The difficulty of fundraising during a pandemic has prompted four Niagara-on-the-Lake community members to work together to raise money for the Red Roof Retreat.
So far, they have donated more than $1,400.
Starting last October, Daniel Turner, Kathy Whitmell-Brown, Martin Mazza and Blair Cowan have been selling T-shirts promoting NOTL’s well-known Facebook group, “NOTL 4 ALL.”
“All the people involved have their heart in the right place. It’s just such a nice gesture,” executive director and founder of Red Roof Retreat Stephanie Bjorgan said in an interview.
Mazza has been selling the shirts out of his restaurant, Italian Pizza and Subs, and Whitmell-Brown has been selling them out of the Virgil Avondale. They have plenty left in stock.
“They’re locals, they’re taking on the work but it's the people from town who are buying the shirts. So, it’s a pretty good relationship,” Bjorgan said.
Red Roof opened more than 20 years ago. It provides an accessible NOTL getaway for youth and young adults with special needs and their families.
It has been closed since March 2020 due to the pandemic and the organization ceased its traditional fundraising events in part due to safety concerns but also to help with COVID-19 relief.
“(We knew) there were other charities that we’re going to need the funds,” Bjorgan said.
But donations are still needed for some basic necessities.
“We still have to keep our lights on and pay our bills and keep the property organized,” she said.
That’s where Cowan and Turner stepped in.
The two approached Red Roof with the idea of selling “NOTL 4 ALL” T-shirts to help out the non-profit.
“We just wanted to do good things for the community,” Cowan said.
“During COVID, everything’s tough and everybody can use some money. (Red Roof) do good stuff for kids.”
He and Turner are moderators and founders of the “NOTL 4 ALL” group. That group has grown to include more than 5,000 members.
Mazza, a frequent poster to the group, called it “Niagara-on-the-Lake's community FaceBook page.”
He said it is important to be using social media reach to help others.
“(Blair) has access to over 5,000 people from that page. Let’s put them all in touch,” he said.
“It’s about using it for good instead of evil.”
The shirts cost $10 to make and they sell for $20. But simply giving the charity half the money of every shirt sold wasn’t enough for Turner.
Turner decided to match the $10 raised by every shirt and has personally donated over $700 to the cause.
“I’m lucky enough to continue being employed through this tough time. It’s kind of my way of trying to help give back,” Turner said in an interview.
Whitmell-Brown said using her store as a platform to help charitable causes is essential to who she is.
She has donation jars on the counter of the store for several different charities, including Red Roof. By the end of the year she said she can usually donate $600 to the charity from the jar alone.
She said she raised $3,000 for regional food banks last year and had a hard time filling her shopping cart.
“I called them and said I had 750 pounds of food sitting in my living room and they came and got it. Then I donated 400 pounds to a church,” Whitmell-Brown said.
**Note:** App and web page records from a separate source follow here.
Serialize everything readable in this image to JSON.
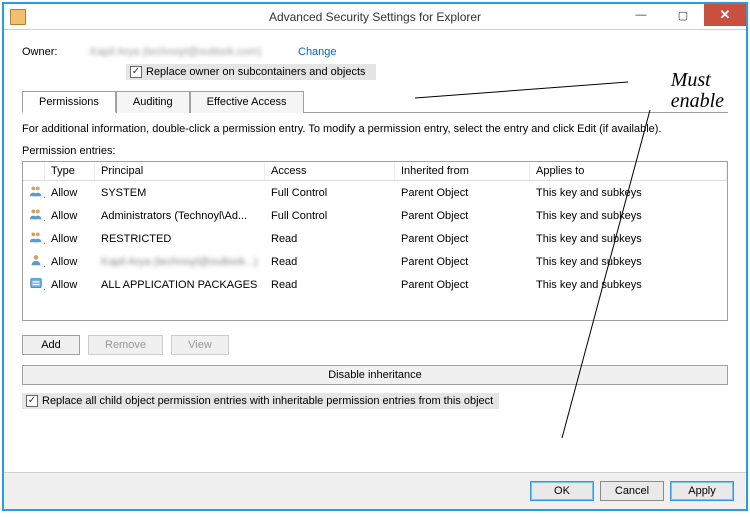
{
  "window": {
    "title": "Advanced Security Settings for Explorer"
  },
  "owner": {
    "label": "Owner:",
    "name": "Kapil Arya (technoyl@outlook.com)",
    "change": "Change",
    "replace_label": "Replace owner on subcontainers and objects",
    "replace_checked": true
  },
  "tabs": {
    "perm": "Permissions",
    "audit": "Auditing",
    "effective": "Effective Access"
  },
  "info": "For additional information, double-click a permission entry. To modify a permission entry, select the entry and click Edit (if available).",
  "entries_label": "Permission entries:",
  "columns": {
    "type": "Type",
    "principal": "Principal",
    "access": "Access",
    "inherited": "Inherited from",
    "applies": "Applies to"
  },
  "rows": [
    {
      "icon": "users",
      "type": "Allow",
      "principal": "SYSTEM",
      "access": "Full Control",
      "inherited": "Parent Object",
      "applies": "This key and subkeys"
    },
    {
      "icon": "users",
      "type": "Allow",
      "principal": "Administrators (Technoyl\\Ad...",
      "access": "Full Control",
      "inherited": "Parent Object",
      "applies": "This key and subkeys"
    },
    {
      "icon": "users",
      "type": "Allow",
      "principal": "RESTRICTED",
      "access": "Read",
      "inherited": "Parent Object",
      "applies": "This key and subkeys"
    },
    {
      "icon": "user",
      "type": "Allow",
      "principal": "Kapil Arya (technoyl@outlook...)",
      "blurred": true,
      "access": "Read",
      "inherited": "Parent Object",
      "applies": "This key and subkeys"
    },
    {
      "icon": "pkg",
      "type": "Allow",
      "principal": "ALL APPLICATION PACKAGES",
      "access": "Read",
      "inherited": "Parent Object",
      "applies": "This key and subkeys"
    }
  ],
  "buttons": {
    "add": "Add",
    "remove": "Remove",
    "view": "View",
    "disable_inherit": "Disable inheritance"
  },
  "replace_all": {
    "label": "Replace all child object permission entries with inheritable permission entries from this object",
    "checked": true
  },
  "footer": {
    "ok": "OK",
    "cancel": "Cancel",
    "apply": "Apply"
  },
  "annotation": {
    "line1": "Must",
    "line2": "enable"
  }
}
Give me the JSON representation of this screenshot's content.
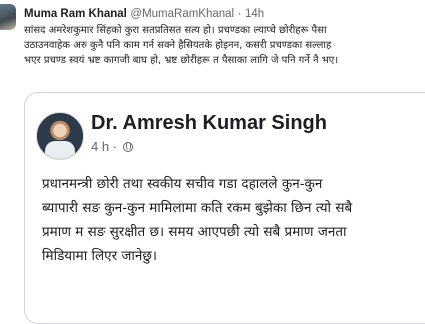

She said she loves the tight-knit community of NOTL and believes that spirit has made local charities successful.
“It’s because it’s a small town. You can’t do this in a city, the city’s a whole different place. There’s no city FaceBook page on which you can do this.”
T-shirts are still available at Italian Pizza and Subs, the Virgil Avondale or through contacting Cowan and Turner on FaceBook.